Wednesday, June 13, 2012

News and Views, June 13, 2010

~Here's an update from The Wall Street Journal on the Microsoft/Barnes and Noble deal, in which Microsoft is investing over $600 million in Barnes & Noble, and specifically, Nook. A couple of key points from the article: "As part of the investment, Microsoft is taking a 17% stake in a new subsidiary that will include the e-book division and Barnes & Noble's college bookstores unit, which operates 641 stores."  And ". . .an analyst at Forrester Research Inc., said Microsoft could choose to embed the Nook experience into Windows, emulating the way Apple weds its iTunes online store to its hardware and software—while Barnes & Noble gets help distributing the Nook. They each have what the other needs to be successful—if they can do it right."

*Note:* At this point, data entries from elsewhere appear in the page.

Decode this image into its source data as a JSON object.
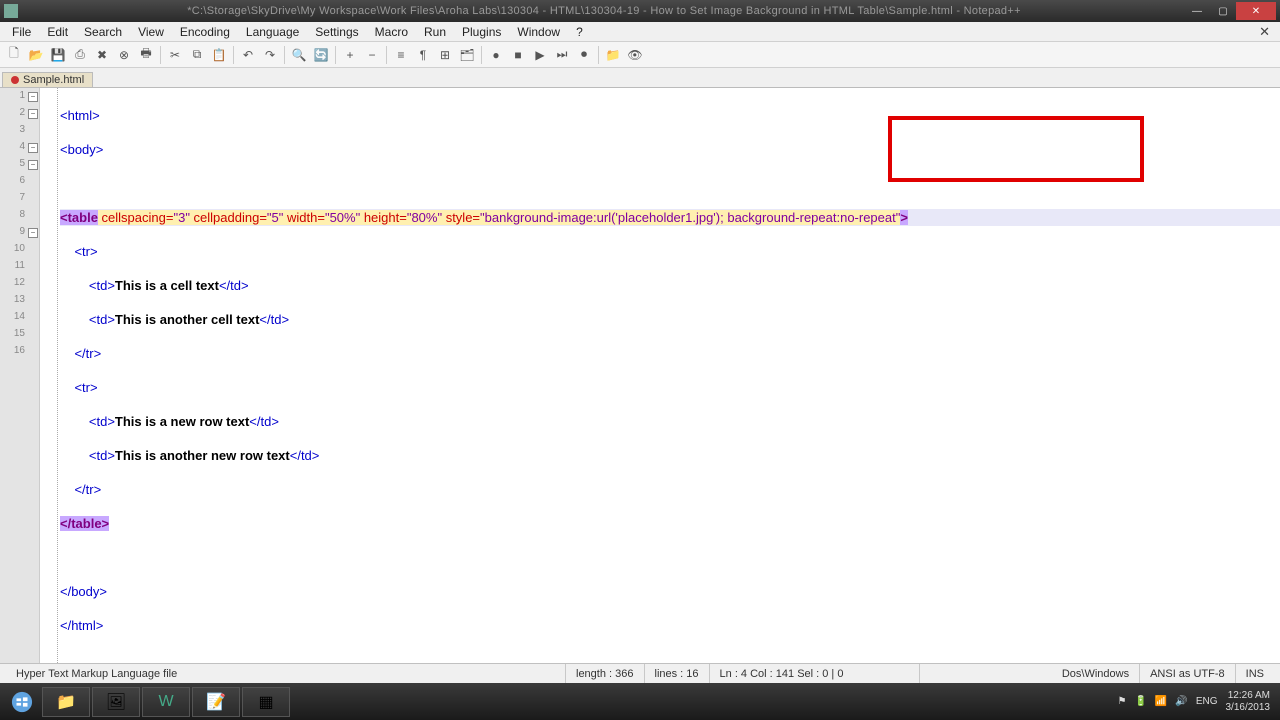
{
  "title": "*C:\\Storage\\SkyDrive\\My Workspace\\Work Files\\Aroha Labs\\130304 - HTML\\130304-19 - How to Set Image Background in HTML Table\\Sample.html - Notepad++",
  "menus": [
    "File",
    "Edit",
    "Search",
    "View",
    "Encoding",
    "Language",
    "Settings",
    "Macro",
    "Run",
    "Plugins",
    "Window",
    "?"
  ],
  "tab": {
    "label": "Sample.html"
  },
  "code": {
    "l1": "<html>",
    "l2": "<body>",
    "l3": "",
    "l4_tag": "<table",
    "l4_a1": " cellspacing=",
    "l4_v1": "\"3\"",
    "l4_a2": " cellpadding=",
    "l4_v2": "\"5\"",
    "l4_a3": " width=",
    "l4_v3": "\"50%\"",
    "l4_a4": " height=",
    "l4_v4": "\"80%\"",
    "l4_a5": " style=",
    "l4_v5a": "\"bankground-image:url('placeholder1.jpg');",
    "l4_v5b": " background-repeat:no-repeat\"",
    "l4_end": ">",
    "l5": "    <tr>",
    "l6a": "        <td>",
    "l6b": "This is a cell text",
    "l6c": "</td>",
    "l7a": "        <td>",
    "l7b": "This is another cell text",
    "l7c": "</td>",
    "l8": "    </tr>",
    "l9": "    <tr>",
    "l10a": "        <td>",
    "l10b": "This is a new row text",
    "l10c": "</td>",
    "l11a": "        <td>",
    "l11b": "This is another new row text",
    "l11c": "</td>",
    "l12": "    </tr>",
    "l13": "</table>",
    "l14": "",
    "l15": "</body>",
    "l16": "</html>"
  },
  "status": {
    "filetype": "Hyper Text Markup Language file",
    "length": "length : 366",
    "lines": "lines : 16",
    "pos": "Ln : 4    Col : 141    Sel : 0 | 0",
    "eol": "Dos\\Windows",
    "enc": "ANSI as UTF-8",
    "mode": "INS"
  },
  "tray": {
    "lang": "ENG",
    "time": "12:26 AM",
    "date": "3/16/2013"
  }
}
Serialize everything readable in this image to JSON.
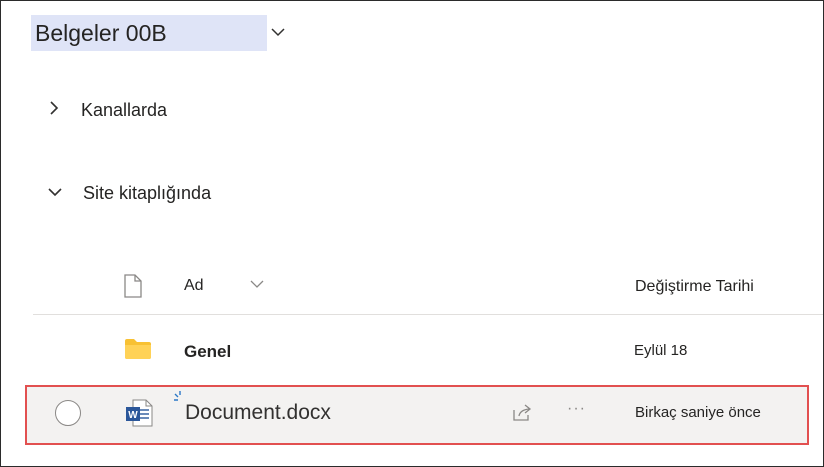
{
  "library": {
    "title": "Belgeler 00B"
  },
  "sections": {
    "channels_label": "Kanallarda",
    "site_library_label": "Site kitaplığında"
  },
  "columns": {
    "name_label": "Ad",
    "modified_label": "Değiştirme Tarihi"
  },
  "rows": [
    {
      "name": "Genel",
      "modified": "Eylül 18",
      "type": "folder"
    },
    {
      "name": "Document.docx",
      "modified": "Birkaç saniye önce",
      "type": "word",
      "more": "···"
    }
  ],
  "colors": {
    "title_highlight": "#dfe4f7",
    "selection_outline": "#e25050",
    "folder": "#f8c133",
    "word": "#2b579a"
  },
  "icons": [
    "chevron-down-icon",
    "chevron-right-icon",
    "file-icon",
    "folder-icon",
    "word-icon",
    "share-icon",
    "more-icon"
  ]
}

~If you are an indie writer, or thinking of publishing as an independent, here's some data from The Bookseller that you might want to factor into your planning: under 10% of self-published authors earn a living from their writing. The article gives good info that breaks this down to a more usable form and makes it clear it IS possible to earn your living this way. (Also, the article doesn't address this, but I think I've heard similar numbers for traditionally published authors.) (this link came from a Sisters In Crime feed.)

~The always inspiring Jane Friedman has blogged about so many of the professional demands we are involved in as writers/authors. Here's a post she wrote identifying four ways you can dig into your book marketing to make a difference.

~ And finally, I get to end on an up note. A very encouraging one. One of the things that emerged from Book Expo America (BEA) last week was this: independent bookstores are getting stronger! This is something many of us have hoped for since bookstores started shrinking in number and size in the publishing revolution. Even farther back, the independents were going out of business right and left with the increasingly crushing competition of the big box and big chain brick and mortar stores, which have, themselves, now begun to shrink dramatically. Full circle? Nope. But at BEA 2012 the independent bookseller segment reported an increase from 1,512 to 1,567 stores, and the number of locations increased from 1,823 to 1,900. Plus, "despite challenges posed by e-books, independent booksellers were more confident of their place in the industry ecosystem." There's lots more of interest in the full article—worth a read.

Are you actively marketing your writing, or planning to? What do you find most affects your efforts, good or bad?


  1. Linda, this is an interesting update on the industry. Do we think that Microsoft, B&N and Nook can battle, Apple, Amazon, and kindle? They're going to give it a good show.

    Also, I was thinking about the not making a living being an independent publisher. But I often wonder what percentage of traditional published authors are making a living. Perhaps we're comparing independent with the select few that make it big with the traditional publishing. Point for all of us... don't give our day jobs yet.

    Must go check out Jane too. glad on independent bookstores. This may be my retirement job. When I'm done traveling, have a little book store and story time for the little ones.

    Fabulous post!

    1. Thanks, Karlene. I love your retirement idea. Have often daydreamed of a cozy little bookstore of my own for my ancient years. Will you be the story lady at yours?

  2. Nice new blog, btw! I'm glad to hear that Indie bookstores are making a comeback. And about 10% of self pubbed authors making a living off of it seems like a big number to me! That's pretty awesome.

    1. Thanks, Lydia! Well, given the assumption that a person can make a living in a different profession (a pretty big assumption these days), writing doesn't look like a slam-dunk alternative. But really, this is no different than it's ever been, it's just an up-front realistic statement that leads to what we often hear: don't give up your day job! Writing is a labor of love.